■ AIM OF THE EXERCISE ■
Write out the full listing exactly as it appears below.

■ RECORDS FOR THIS TASK ■
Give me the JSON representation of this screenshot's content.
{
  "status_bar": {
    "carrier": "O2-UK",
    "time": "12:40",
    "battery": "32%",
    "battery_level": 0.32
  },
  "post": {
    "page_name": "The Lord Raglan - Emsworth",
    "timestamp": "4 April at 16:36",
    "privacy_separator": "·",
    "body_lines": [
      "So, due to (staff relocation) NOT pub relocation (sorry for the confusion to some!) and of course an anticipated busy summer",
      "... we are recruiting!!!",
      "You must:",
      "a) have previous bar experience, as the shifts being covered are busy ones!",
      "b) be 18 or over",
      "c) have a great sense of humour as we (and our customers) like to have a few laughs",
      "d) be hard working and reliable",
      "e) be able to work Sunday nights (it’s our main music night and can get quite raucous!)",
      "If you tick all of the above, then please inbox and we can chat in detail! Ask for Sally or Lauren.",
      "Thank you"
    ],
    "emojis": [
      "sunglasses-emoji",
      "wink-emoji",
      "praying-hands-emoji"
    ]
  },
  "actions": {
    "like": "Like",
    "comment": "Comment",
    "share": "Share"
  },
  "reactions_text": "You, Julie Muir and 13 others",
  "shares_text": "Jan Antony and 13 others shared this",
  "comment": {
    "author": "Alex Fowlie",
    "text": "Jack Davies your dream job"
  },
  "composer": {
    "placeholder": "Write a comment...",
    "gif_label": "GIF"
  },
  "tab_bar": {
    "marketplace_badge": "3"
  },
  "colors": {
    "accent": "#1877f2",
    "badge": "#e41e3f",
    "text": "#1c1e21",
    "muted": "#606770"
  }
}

■ OUTPUT ■
Give me the JSON representation of this screenshot's content.
{
  "status_bar": {
    "carrier": "O2-UK",
    "time": "12:40",
    "battery": "32%",
    "battery_level": 0.32
  },
  "post": {
    "page_name": "The Lord Raglan - Emsworth",
    "timestamp": "4 April at 16:36",
    "privacy_separator": "·",
    "body_lines": [
      "So, due to (staff relocation) NOT pub relocation (sorry for the confusion to some!) and of course an anticipated busy summer",
      "... we are recruiting!!!",
      "You must:",
      "a) have previous bar experience, as the shifts being covered are busy ones!",
      "b) be 18 or over",
      "c) have a great sense of humour as we (and our customers) like to have a few laughs",
      "d) be hard working and reliable",
      "e) be able to work Sunday nights (it’s our main music night and can get quite raucous!)",
      "If you tick all of the above, then please inbox and we can chat in detail! Ask for Sally or Lauren.",
      "Thank you"
    ],
    "emojis": [
      "sunglasses-emoji",
      "wink-emoji",
      "praying-hands-emoji"
    ]
  },
  "actions": {
    "like": "Like",
    "comment": "Comment",
    "share": "Share"
  },
  "reactions_text": "You, Julie Muir and 13 others",
  "shares_text": "Jan Antony and 13 others shared this",
  "comment": {
    "author": "Alex Fowlie",
    "text": "Jack Davies your dream job"
  },
  "composer": {
    "placeholder": "Write a comment...",
    "gif_label": "GIF"
  },
  "tab_bar": {
    "marketplace_badge": "3"
  },
  "colors": {
    "accent": "#1877f2",
    "badge": "#e41e3f",
    "text": "#1c1e21",
    "muted": "#606770"
  }
}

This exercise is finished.